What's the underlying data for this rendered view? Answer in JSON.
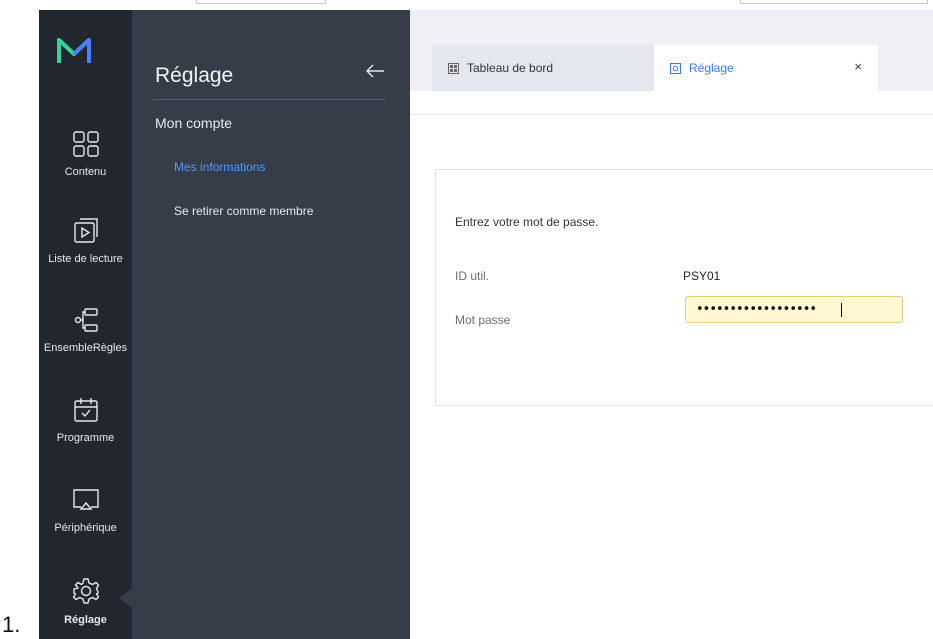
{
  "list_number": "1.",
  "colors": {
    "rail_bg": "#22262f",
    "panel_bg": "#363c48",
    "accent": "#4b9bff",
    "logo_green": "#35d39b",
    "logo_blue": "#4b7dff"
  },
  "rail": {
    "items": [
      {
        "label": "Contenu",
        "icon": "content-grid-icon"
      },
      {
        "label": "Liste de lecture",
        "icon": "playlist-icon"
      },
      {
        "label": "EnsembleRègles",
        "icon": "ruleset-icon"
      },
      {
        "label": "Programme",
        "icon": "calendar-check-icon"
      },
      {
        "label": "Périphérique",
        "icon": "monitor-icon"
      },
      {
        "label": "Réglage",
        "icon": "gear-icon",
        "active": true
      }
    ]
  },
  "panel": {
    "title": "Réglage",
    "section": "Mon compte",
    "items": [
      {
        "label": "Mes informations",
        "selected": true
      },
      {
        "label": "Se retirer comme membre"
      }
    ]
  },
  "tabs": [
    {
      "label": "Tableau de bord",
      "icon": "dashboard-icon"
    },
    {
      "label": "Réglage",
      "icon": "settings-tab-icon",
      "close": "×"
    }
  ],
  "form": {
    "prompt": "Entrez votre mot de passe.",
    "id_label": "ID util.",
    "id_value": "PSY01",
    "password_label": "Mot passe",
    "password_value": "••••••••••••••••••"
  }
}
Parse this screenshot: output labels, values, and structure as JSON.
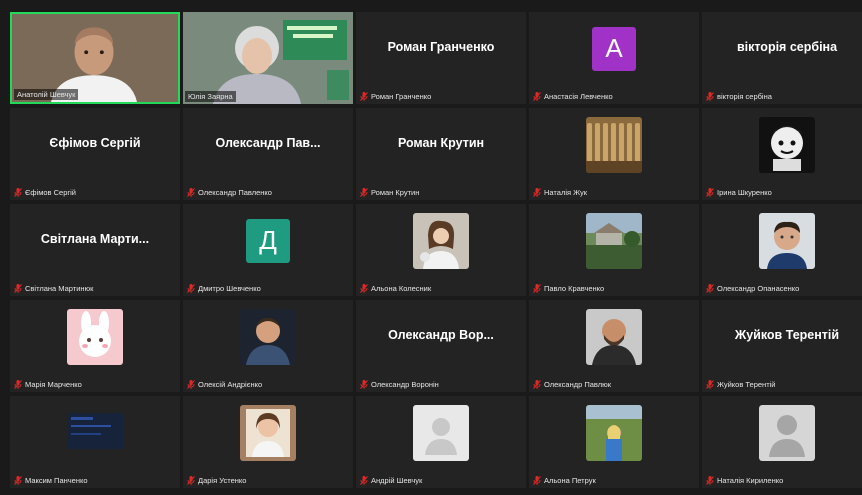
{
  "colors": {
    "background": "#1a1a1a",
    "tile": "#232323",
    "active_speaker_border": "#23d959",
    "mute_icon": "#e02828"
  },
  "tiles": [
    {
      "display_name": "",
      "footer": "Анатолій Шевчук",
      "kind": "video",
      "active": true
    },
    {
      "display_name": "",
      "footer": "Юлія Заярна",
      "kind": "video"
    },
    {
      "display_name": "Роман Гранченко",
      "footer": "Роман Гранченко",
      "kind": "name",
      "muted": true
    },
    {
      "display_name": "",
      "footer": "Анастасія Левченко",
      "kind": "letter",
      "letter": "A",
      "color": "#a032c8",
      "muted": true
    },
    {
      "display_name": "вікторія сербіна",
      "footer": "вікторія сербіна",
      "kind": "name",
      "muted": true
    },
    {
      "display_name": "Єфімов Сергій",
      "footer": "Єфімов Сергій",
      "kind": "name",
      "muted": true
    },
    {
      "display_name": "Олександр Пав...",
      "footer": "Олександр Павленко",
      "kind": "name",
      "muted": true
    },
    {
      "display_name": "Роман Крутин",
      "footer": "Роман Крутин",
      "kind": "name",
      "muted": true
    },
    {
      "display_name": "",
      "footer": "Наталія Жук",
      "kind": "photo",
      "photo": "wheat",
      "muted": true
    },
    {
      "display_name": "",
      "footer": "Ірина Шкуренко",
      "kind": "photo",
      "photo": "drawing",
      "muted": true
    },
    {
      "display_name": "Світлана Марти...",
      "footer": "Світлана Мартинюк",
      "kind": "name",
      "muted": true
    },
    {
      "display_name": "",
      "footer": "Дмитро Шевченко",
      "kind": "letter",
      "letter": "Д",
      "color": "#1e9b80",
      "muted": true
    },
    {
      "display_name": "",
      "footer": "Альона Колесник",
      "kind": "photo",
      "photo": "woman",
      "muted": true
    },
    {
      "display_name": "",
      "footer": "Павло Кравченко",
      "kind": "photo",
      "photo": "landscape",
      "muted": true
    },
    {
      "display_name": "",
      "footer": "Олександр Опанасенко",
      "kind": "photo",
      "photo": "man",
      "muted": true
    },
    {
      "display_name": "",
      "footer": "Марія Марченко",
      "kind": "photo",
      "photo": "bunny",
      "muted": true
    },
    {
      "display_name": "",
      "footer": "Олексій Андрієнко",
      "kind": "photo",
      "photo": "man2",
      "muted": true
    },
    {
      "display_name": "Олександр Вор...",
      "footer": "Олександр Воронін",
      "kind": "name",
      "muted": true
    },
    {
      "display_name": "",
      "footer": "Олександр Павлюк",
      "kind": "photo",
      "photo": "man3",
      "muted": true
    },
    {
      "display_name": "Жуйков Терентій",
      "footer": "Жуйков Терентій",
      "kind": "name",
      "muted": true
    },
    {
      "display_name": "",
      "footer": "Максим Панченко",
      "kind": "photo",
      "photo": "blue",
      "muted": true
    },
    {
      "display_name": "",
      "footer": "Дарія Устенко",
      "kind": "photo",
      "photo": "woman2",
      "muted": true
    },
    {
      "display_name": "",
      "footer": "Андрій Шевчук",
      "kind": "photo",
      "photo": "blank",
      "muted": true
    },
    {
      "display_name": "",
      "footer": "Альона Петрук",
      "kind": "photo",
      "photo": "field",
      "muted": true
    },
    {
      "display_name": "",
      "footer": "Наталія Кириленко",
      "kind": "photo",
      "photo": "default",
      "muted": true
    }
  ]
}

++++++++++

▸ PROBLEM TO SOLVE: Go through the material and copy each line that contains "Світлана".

▸ RESPONSE TO THIS TASK:
      "display_name": "Світлана Марти...",
      "footer": "Світлана Мартинюк",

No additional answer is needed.